Social Media From the Quiet Corner of the Room
When I was in college, I worked as a student assistant to a philosophy professor. It was a good gig for me – I was majoring in philosophy and hoped to teach it in college myself some day. It was good to get an inside look at things. One of the more striking memories of this professor wasn’t from the classroom or the department office. It was from a holiday party.
The party was the sort of party you’d expect for an academic department. Faculty were gracious in their inclusion of students, and there was a lot of give and take between those attending. But the philosophy professor for whom I worked spent much of his time standing by himself in the corner. He would talk amiably enough with anyone who approached him, but he also seemed quiet comfortable by himself. I watched him (from my own corner) for much of the evening. Occasionally, he would pull a small spiral notebook and pen from his pocket, write something in the notebook, and then put both notebook and pen back in his pocket.
This memory came to mind as I was thinking about the blog that I’m attempting to write. I admit to mixed feelings about this. On one hand, I really want to interact with people – especially people I’ve known well but no longer see because we no longer live in the same place, but also people I have yet to meet. On the other hand, I’m comfortable standing by myself in the corner of life.
For a while, Facebook offered a nice compromise. I became friends with many people from my past. I enjoyed making the occasional post, but enjoyed even more learning bits and pieces about the lives of those I no longer saw from day to day. But I stopped posting there just over 6 years ago, thinking that I no longer wanted them to sell me to advertisers.
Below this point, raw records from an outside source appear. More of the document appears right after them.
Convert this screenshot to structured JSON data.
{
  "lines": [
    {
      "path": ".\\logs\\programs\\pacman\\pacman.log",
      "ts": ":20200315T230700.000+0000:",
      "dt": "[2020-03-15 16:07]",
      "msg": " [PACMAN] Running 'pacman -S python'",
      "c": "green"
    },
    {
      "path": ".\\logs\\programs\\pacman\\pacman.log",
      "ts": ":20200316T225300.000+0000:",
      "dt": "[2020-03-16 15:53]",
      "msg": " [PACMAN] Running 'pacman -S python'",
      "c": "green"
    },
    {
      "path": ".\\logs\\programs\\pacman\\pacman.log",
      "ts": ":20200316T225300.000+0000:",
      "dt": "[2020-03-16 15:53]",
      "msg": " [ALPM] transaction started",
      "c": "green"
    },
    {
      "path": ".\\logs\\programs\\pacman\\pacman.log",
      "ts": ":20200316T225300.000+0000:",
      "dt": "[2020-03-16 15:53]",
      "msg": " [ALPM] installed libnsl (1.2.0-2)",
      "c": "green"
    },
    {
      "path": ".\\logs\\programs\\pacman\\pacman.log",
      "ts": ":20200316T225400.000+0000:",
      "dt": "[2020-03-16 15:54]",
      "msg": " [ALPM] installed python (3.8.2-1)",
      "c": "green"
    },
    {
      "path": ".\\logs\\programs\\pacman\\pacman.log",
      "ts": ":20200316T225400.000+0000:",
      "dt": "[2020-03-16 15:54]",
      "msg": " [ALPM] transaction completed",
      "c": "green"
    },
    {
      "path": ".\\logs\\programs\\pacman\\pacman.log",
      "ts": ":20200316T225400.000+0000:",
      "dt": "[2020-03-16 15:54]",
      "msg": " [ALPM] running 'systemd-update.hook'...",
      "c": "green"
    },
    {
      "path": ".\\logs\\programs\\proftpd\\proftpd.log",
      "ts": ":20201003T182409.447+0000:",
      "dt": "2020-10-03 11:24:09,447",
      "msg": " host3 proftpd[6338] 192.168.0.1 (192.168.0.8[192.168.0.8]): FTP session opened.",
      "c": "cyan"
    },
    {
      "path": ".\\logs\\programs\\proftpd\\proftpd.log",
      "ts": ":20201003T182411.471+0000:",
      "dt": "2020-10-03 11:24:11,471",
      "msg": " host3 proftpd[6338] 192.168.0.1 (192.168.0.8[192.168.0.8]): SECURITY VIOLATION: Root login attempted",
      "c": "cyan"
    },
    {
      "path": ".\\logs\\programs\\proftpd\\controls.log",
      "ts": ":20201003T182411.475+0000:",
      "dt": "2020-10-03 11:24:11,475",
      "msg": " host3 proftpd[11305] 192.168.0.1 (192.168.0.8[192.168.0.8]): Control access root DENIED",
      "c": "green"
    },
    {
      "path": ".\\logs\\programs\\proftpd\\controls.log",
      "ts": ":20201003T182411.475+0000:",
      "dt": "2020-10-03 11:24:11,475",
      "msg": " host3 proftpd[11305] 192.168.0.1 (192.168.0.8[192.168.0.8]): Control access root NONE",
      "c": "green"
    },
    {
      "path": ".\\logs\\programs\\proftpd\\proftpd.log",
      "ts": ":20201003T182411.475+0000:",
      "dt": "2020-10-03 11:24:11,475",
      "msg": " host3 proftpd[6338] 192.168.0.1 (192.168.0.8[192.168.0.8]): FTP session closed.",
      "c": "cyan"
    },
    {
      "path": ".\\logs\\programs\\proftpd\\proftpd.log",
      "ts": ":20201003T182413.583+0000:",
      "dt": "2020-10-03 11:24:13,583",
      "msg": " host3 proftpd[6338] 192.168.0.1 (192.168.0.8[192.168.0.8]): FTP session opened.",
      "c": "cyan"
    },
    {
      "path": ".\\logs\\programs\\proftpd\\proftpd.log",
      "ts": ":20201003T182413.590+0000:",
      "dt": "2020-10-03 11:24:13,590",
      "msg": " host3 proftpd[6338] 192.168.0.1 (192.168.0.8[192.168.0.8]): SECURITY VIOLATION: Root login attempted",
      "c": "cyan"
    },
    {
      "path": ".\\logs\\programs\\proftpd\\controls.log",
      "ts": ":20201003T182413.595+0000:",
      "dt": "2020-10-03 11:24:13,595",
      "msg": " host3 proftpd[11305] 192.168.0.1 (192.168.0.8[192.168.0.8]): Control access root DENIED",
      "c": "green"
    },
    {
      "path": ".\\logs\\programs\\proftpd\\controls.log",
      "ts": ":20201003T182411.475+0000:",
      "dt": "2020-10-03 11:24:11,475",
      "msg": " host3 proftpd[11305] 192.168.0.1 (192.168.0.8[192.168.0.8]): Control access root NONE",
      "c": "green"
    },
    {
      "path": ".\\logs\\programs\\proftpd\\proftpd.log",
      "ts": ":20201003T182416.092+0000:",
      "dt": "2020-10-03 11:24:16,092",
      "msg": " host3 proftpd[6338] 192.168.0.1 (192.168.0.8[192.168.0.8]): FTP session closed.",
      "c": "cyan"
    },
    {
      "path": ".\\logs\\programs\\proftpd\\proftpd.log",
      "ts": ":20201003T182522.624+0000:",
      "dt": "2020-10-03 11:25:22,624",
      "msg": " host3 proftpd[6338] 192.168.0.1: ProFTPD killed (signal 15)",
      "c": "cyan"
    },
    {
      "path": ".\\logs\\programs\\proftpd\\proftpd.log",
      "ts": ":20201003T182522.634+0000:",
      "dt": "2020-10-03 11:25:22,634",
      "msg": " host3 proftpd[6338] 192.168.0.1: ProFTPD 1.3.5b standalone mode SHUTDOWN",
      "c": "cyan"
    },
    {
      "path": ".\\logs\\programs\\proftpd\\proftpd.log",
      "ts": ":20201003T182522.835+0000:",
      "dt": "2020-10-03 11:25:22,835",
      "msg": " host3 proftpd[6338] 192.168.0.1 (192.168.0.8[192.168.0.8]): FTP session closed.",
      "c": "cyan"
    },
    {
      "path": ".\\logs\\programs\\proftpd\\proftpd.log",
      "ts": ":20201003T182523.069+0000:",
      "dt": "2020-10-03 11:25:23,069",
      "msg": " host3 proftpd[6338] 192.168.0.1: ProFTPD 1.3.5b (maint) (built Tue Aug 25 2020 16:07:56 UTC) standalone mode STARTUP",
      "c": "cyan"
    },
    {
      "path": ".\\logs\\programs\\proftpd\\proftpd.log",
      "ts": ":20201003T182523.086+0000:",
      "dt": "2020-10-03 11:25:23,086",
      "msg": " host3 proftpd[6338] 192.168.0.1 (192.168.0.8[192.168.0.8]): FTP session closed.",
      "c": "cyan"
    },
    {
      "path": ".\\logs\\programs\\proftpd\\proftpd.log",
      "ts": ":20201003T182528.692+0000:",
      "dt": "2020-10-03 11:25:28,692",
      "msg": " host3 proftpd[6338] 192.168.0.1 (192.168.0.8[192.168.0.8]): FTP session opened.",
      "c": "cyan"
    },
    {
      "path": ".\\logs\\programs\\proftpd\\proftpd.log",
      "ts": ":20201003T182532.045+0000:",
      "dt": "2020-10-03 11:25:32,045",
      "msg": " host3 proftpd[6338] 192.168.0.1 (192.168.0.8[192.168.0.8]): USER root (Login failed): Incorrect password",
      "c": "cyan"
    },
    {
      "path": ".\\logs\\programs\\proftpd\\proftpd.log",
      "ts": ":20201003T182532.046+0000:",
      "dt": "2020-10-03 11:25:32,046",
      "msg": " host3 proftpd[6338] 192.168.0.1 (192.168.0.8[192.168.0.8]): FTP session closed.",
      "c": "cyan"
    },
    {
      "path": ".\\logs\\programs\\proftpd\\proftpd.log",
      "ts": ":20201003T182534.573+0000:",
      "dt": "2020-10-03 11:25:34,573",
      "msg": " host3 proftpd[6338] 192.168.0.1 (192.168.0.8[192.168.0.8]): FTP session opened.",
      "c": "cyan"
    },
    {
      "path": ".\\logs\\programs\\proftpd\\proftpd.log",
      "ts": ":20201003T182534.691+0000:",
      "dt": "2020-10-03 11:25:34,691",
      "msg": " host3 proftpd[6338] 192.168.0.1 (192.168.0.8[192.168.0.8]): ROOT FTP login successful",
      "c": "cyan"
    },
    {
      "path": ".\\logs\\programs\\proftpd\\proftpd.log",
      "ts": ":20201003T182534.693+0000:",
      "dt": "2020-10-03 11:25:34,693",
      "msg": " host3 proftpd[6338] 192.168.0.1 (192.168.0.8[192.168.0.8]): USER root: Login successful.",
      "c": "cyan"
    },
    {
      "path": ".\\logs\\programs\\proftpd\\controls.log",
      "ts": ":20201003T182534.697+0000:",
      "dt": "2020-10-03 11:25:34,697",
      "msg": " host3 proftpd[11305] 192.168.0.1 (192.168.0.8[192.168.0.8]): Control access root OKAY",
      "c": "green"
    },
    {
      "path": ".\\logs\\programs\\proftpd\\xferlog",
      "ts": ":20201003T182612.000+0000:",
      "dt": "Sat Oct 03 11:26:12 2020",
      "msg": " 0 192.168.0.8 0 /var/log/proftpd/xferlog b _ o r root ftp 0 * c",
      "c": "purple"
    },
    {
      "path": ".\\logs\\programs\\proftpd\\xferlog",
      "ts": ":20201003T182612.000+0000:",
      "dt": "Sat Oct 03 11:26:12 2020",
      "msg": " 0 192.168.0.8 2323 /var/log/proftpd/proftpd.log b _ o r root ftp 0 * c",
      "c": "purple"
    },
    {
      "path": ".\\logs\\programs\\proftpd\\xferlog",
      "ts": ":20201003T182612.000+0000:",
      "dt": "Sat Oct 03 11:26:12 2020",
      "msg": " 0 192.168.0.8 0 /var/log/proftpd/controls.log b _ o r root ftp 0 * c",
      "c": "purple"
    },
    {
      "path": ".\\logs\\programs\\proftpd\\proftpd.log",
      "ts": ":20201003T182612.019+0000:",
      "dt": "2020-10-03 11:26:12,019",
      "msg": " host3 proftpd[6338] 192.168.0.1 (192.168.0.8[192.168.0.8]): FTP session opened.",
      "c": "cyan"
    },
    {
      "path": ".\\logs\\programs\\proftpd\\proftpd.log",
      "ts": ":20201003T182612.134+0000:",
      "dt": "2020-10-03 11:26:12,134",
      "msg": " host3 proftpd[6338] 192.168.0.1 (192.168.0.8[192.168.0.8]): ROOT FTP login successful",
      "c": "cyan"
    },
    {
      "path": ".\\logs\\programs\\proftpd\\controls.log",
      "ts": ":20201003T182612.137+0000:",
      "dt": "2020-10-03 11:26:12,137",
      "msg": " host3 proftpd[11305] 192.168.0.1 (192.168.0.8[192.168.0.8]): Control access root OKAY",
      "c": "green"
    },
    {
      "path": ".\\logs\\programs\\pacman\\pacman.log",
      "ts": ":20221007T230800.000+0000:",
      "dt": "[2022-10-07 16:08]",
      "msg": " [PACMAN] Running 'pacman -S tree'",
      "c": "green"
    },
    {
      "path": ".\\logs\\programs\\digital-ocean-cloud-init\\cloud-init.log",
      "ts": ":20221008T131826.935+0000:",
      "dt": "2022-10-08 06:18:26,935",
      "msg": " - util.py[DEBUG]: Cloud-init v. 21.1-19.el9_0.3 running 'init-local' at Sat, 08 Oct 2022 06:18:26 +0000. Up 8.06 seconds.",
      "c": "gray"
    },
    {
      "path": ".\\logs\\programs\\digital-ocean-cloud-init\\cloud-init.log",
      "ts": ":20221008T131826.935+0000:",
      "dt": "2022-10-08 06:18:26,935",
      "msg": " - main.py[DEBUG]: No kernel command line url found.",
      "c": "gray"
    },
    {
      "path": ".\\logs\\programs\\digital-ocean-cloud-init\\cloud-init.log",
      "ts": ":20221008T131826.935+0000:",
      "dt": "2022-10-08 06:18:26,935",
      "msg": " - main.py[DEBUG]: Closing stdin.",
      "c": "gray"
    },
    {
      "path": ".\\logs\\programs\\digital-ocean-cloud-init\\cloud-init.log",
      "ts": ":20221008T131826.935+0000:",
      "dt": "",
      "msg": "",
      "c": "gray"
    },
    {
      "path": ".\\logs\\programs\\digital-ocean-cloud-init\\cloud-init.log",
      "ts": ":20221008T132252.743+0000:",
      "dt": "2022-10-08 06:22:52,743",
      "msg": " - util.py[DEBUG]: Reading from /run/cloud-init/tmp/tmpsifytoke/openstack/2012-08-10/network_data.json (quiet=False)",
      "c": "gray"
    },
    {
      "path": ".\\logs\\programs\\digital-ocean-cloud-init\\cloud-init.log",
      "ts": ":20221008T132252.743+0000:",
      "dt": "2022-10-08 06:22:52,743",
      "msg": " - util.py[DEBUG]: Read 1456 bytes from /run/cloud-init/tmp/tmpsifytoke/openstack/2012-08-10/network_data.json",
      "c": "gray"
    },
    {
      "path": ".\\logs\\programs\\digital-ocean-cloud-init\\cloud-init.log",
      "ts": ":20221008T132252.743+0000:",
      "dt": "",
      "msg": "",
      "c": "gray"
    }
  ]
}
If I had real courage behind my conviction, I would delete my account (to the extent that they allow such deletions); even though I no longer post, I still browsed the site occasionally to see what old friends are posting about their lives. But that’s less and less satisfying – when I go there these days, I find the ratio of signal to noise to be rather low.
And so I’m attempting to join the online world with a blog. I’m not at all optimistic that I’ll carry through with this. I’m much more comfortable in the corner, thinking my own thoughts, occasionally writing in my own little notebook, than I am putting myself out there where someone might stumble upon me. Others are more comfortable out in the middle of the room, boisterously joining in the conversation.
I’m realistic about this — I know that even though this is publicly available on the web, I might as well be writing notes in a small pocket notebook. But at least I’m at the party.